■ **Exercise instructions**
Write each entry down again precisely, skipping nothing.

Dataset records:
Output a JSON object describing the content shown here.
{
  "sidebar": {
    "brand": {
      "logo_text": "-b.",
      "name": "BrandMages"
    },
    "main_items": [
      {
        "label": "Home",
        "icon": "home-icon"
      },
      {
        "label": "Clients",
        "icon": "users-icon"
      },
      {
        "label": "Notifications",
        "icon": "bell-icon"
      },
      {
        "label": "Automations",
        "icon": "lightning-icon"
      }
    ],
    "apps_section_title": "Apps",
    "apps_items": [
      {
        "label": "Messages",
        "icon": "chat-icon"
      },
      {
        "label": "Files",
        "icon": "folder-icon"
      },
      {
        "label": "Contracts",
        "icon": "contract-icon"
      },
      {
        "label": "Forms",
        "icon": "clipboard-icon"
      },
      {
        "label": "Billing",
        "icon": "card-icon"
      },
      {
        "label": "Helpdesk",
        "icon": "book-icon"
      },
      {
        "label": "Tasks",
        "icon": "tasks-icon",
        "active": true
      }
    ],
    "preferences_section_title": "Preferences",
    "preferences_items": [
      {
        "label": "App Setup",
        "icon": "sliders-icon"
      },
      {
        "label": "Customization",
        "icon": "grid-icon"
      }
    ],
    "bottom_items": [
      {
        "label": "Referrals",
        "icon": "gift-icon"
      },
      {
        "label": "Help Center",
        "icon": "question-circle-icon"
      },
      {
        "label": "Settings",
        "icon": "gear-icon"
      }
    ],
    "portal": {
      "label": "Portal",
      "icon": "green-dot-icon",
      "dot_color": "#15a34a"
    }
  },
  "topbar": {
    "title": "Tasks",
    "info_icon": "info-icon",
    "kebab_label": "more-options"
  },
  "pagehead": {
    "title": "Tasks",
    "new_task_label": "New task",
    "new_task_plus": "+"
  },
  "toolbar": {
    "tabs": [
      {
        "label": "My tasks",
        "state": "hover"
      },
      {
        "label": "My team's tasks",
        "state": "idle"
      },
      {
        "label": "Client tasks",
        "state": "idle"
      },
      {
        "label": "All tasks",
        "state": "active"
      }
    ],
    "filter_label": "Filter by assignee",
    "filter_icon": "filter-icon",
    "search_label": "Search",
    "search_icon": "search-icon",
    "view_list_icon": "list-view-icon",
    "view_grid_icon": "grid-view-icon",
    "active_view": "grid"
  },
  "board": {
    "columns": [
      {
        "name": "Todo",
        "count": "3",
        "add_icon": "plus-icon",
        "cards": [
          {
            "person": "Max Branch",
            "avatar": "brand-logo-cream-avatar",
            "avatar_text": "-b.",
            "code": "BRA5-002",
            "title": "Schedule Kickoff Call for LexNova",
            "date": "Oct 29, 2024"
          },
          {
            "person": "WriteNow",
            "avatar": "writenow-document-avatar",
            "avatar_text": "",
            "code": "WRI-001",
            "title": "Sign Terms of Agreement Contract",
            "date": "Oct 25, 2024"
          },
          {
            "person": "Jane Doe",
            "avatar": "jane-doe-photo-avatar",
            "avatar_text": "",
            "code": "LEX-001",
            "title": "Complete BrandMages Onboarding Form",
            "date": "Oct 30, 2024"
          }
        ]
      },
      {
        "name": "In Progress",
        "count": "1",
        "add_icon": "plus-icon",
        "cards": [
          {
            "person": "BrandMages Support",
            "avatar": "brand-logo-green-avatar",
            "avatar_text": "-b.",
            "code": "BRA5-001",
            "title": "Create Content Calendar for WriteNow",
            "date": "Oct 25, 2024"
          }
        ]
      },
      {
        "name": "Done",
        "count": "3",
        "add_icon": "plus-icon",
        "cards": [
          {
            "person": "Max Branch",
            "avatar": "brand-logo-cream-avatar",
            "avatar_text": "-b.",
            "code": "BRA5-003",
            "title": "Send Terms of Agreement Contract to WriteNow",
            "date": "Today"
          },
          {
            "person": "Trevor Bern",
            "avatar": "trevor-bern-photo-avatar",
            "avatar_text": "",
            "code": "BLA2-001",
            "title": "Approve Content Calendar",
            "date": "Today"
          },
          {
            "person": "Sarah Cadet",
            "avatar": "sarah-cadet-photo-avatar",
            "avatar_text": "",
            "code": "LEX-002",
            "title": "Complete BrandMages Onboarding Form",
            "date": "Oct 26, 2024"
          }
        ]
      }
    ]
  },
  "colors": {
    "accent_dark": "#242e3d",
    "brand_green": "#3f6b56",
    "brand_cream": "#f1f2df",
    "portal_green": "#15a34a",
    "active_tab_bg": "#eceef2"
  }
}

■ **Answer area**
Output a JSON object describing the content shown here.
{
  "sidebar": {
    "brand": {
      "logo_text": "-b.",
      "name": "BrandMages"
    },
    "main_items": [
      {
        "label": "Home",
        "icon": "home-icon"
      },
      {
        "label": "Clients",
        "icon": "users-icon"
      },
      {
        "label": "Notifications",
        "icon": "bell-icon"
      },
      {
        "label": "Automations",
        "icon": "lightning-icon"
      }
    ],
    "apps_section_title": "Apps",
    "apps_items": [
      {
        "label": "Messages",
        "icon": "chat-icon"
      },
      {
        "label": "Files",
        "icon": "folder-icon"
      },
      {
        "label": "Contracts",
        "icon": "contract-icon"
      },
      {
        "label": "Forms",
        "icon": "clipboard-icon"
      },
      {
        "label": "Billing",
        "icon": "card-icon"
      },
      {
        "label": "Helpdesk",
        "icon": "book-icon"
      },
      {
        "label": "Tasks",
        "icon": "tasks-icon",
        "active": true
      }
    ],
    "preferences_section_title": "Preferences",
    "preferences_items": [
      {
        "label": "App Setup",
        "icon": "sliders-icon"
      },
      {
        "label": "Customization",
        "icon": "grid-icon"
      }
    ],
    "bottom_items": [
      {
        "label": "Referrals",
        "icon": "gift-icon"
      },
      {
        "label": "Help Center",
        "icon": "question-circle-icon"
      },
      {
        "label": "Settings",
        "icon": "gear-icon"
      }
    ],
    "portal": {
      "label": "Portal",
      "icon": "green-dot-icon",
      "dot_color": "#15a34a"
    }
  },
  "topbar": {
    "title": "Tasks",
    "info_icon": "info-icon",
    "kebab_label": "more-options"
  },
  "pagehead": {
    "title": "Tasks",
    "new_task_label": "New task",
    "new_task_plus": "+"
  },
  "toolbar": {
    "tabs": [
      {
        "label": "My tasks",
        "state": "hover"
      },
      {
        "label": "My team's tasks",
        "state": "idle"
      },
      {
        "label": "Client tasks",
        "state": "idle"
      },
      {
        "label": "All tasks",
        "state": "active"
      }
    ],
    "filter_label": "Filter by assignee",
    "filter_icon": "filter-icon",
    "search_label": "Search",
    "search_icon": "search-icon",
    "view_list_icon": "list-view-icon",
    "view_grid_icon": "grid-view-icon",
    "active_view": "grid"
  },
  "board": {
    "columns": [
      {
        "name": "Todo",
        "count": "3",
        "add_icon": "plus-icon",
        "cards": [
          {
            "person": "Max Branch",
            "avatar": "brand-logo-cream-avatar",
            "avatar_text": "-b.",
            "code": "BRA5-002",
            "title": "Schedule Kickoff Call for LexNova",
            "date": "Oct 29, 2024"
          },
          {
            "person": "WriteNow",
            "avatar": "writenow-document-avatar",
            "avatar_text": "",
            "code": "WRI-001",
            "title": "Sign Terms of Agreement Contract",
            "date": "Oct 25, 2024"
          },
          {
            "person": "Jane Doe",
            "avatar": "jane-doe-photo-avatar",
            "avatar_text": "",
            "code": "LEX-001",
            "title": "Complete BrandMages Onboarding Form",
            "date": "Oct 30, 2024"
          }
        ]
      },
      {
        "name": "In Progress",
        "count": "1",
        "add_icon": "plus-icon",
        "cards": [
          {
            "person": "BrandMages Support",
            "avatar": "brand-logo-green-avatar",
            "avatar_text": "-b.",
            "code": "BRA5-001",
            "title": "Create Content Calendar for WriteNow",
            "date": "Oct 25, 2024"
          }
        ]
      },
      {
        "name": "Done",
        "count": "3",
        "add_icon": "plus-icon",
        "cards": [
          {
            "person": "Max Branch",
            "avatar": "brand-logo-cream-avatar",
            "avatar_text": "-b.",
            "code": "BRA5-003",
            "title": "Send Terms of Agreement Contract to WriteNow",
            "date": "Today"
          },
          {
            "person": "Trevor Bern",
            "avatar": "trevor-bern-photo-avatar",
            "avatar_text": "",
            "code": "BLA2-001",
            "title": "Approve Content Calendar",
            "date": "Today"
          },
          {
            "person": "Sarah Cadet",
            "avatar": "sarah-cadet-photo-avatar",
            "avatar_text": "",
            "code": "LEX-002",
            "title": "Complete BrandMages Onboarding Form",
            "date": "Oct 26, 2024"
          }
        ]
      }
    ]
  },
  "colors": {
    "accent_dark": "#242e3d",
    "brand_green": "#3f6b56",
    "brand_cream": "#f1f2df",
    "portal_green": "#15a34a",
    "active_tab_bg": "#eceef2"
  }
}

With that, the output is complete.